I was cautioned recently to beware Internet Bubble 2.0.
This annoyed me no end because 1) I’m still smarting from my costly, naive enthusiasm for Internet Bubble 1.0 ("Wanna write a business plan in exchange for stock options?" "Sure!" and "Let’s invest in tech stocks!" "Okay!"), and 2) the guy who warned me is 16 years old.
What does a one-time-shame-on-you-two-times-shame-on-me, eternally hopeful Internet Bubble 2.0 girl say to that?
I have learned to choose my entrepreneurs wisely. I look for the self-aware ones.
In Rethinking Marketing: The Entrepreneurial Imperative, Minet Schindehutte, Michael H. Morris, and Leyland F. Pitt list eight paradoxical trends they believe will define life, business, and the world in the 21st century.
From my experience, I offer eight personality traits of entrepreneurs and the paradoxical behaviors that can emerge from those traits:
1. Creativity versus obsession
2. Self-confidence versus arrogance
3. Drive versus inflexibility
4. Ambition to influence versus demand for omnipotence
5. Ambition to succeed versus greed
6. Empathy with associates versus use of associates
7. Independence versus isolationism
8. Protection of one’s invention versus suspicious secretiveness
From what I have observed, the personality traits of entrepreneurs that seem to spark ideas, turn ideas into products or services, and generate dreams of bringing creations to the world through businesses, are the very same traits that can result in behavior that undermines the human and humane relationships needed to launch and sustain the business.
"Know thyself" was reportedly engraved on the Temple of Apollo at Delphi.
If we even attempt to know ourselves, if we try to foster self-awareness, we give ourselves the chance–and the power–to choose our behavior. Our personality traits no longer are the sole determinants of our behavior. We get a say in what we do.
At Concept Camp in February 2008, Jim Flowers, Director of high-tech incubator VT KnowledgeWorks, reminded prospective entrepreneurs, "The world is wallpapered with great ideas.
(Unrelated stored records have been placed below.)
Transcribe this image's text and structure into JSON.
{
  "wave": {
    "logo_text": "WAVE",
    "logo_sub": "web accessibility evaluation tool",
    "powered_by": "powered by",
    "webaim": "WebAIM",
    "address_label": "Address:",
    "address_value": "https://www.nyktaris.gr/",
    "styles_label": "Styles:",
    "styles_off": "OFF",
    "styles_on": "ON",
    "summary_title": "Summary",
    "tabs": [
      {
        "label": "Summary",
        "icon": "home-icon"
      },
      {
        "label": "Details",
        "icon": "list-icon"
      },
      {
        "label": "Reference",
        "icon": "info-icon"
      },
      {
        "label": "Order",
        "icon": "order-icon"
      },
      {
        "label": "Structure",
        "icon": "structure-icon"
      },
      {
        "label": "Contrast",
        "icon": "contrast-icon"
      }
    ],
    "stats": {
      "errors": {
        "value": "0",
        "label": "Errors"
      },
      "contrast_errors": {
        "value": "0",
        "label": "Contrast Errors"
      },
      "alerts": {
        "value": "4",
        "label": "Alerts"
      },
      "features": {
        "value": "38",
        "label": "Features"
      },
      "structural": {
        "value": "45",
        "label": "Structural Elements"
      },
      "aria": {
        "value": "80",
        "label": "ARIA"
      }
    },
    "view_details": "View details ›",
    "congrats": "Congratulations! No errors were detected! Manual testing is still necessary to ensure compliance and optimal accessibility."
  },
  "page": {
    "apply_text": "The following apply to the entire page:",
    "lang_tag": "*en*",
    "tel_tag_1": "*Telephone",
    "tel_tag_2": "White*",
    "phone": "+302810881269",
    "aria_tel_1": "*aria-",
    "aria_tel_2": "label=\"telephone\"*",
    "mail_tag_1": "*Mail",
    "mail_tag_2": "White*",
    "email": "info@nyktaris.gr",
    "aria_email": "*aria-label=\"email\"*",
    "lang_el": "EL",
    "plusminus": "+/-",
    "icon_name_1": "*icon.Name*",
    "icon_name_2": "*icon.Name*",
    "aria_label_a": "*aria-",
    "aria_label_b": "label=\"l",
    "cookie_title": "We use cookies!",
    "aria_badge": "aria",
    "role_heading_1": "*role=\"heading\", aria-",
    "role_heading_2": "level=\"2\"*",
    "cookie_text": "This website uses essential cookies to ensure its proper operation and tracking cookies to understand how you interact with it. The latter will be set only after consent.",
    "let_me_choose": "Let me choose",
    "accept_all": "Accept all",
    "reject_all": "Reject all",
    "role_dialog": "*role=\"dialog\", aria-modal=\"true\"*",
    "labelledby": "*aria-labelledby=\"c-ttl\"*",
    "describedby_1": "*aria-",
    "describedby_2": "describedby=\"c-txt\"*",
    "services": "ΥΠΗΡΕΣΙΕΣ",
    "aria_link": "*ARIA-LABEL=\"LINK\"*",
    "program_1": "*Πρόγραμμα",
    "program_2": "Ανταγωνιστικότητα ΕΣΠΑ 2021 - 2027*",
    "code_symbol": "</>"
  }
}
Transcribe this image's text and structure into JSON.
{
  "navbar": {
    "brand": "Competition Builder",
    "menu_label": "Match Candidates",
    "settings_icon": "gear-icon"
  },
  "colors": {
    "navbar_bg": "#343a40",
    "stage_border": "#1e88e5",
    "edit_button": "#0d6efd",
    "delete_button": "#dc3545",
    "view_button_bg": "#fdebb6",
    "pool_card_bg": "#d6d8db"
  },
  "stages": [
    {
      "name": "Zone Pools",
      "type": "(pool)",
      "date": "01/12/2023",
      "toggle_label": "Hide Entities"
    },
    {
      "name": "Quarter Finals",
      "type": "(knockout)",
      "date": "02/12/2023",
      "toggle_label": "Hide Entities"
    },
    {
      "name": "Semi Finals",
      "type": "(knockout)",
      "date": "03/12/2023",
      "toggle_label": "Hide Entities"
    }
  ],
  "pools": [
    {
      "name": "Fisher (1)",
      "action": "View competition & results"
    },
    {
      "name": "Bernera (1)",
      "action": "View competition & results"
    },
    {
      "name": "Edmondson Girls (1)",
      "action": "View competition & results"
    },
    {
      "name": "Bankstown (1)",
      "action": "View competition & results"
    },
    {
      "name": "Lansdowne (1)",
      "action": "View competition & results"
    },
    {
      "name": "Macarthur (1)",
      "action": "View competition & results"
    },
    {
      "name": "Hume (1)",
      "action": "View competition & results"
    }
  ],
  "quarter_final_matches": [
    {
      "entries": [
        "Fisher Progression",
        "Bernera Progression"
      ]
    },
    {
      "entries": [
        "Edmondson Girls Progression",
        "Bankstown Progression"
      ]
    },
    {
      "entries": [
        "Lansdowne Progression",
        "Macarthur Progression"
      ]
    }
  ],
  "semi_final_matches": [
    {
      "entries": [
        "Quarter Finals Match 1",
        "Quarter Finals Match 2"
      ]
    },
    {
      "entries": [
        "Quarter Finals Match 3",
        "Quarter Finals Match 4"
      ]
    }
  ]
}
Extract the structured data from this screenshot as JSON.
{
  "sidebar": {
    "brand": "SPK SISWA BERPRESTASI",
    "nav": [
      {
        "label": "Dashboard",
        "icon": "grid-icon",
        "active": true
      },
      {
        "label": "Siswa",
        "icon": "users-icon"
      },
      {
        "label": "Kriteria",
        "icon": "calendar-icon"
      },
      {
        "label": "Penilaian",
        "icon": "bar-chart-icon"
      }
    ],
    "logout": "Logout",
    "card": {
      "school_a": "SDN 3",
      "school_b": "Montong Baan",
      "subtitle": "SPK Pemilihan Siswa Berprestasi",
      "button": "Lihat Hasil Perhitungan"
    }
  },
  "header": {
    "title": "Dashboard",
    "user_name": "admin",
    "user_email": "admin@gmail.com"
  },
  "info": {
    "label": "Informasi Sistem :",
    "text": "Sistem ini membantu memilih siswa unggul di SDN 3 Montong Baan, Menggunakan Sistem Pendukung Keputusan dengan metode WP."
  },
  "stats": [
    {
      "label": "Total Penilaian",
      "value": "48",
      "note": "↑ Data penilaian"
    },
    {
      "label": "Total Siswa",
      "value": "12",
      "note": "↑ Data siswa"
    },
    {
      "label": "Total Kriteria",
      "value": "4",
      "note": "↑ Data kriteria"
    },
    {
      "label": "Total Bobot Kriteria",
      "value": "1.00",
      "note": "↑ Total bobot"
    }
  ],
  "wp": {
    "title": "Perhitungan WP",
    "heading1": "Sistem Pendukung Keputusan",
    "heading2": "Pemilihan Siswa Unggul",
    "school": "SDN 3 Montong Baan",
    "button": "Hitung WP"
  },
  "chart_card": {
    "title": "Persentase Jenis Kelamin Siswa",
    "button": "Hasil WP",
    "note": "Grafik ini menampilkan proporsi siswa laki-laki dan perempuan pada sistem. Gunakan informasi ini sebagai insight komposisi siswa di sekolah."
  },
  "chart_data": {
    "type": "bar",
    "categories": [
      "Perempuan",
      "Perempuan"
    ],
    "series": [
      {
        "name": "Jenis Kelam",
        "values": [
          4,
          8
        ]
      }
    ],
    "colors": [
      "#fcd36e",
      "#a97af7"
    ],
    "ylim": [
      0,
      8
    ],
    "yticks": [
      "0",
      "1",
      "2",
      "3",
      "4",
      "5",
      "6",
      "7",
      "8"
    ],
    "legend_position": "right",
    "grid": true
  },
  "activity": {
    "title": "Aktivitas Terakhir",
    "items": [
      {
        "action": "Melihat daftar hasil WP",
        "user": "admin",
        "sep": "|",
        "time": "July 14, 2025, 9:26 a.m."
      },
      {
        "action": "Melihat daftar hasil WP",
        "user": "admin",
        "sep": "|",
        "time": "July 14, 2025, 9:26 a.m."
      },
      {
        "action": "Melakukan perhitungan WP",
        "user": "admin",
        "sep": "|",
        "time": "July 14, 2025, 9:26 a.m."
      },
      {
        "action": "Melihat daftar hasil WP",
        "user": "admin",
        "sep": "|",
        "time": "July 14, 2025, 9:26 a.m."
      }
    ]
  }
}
It’s not wallpapered with [pictures of] people who can make it happen."
Having plenty of failed Internet Bubble 1.0 business contracts with clip art logos wallpapering my office, I know he’s right.
I think the self-aware entrepreneur has a greater chance of making it happen than the self-blind one.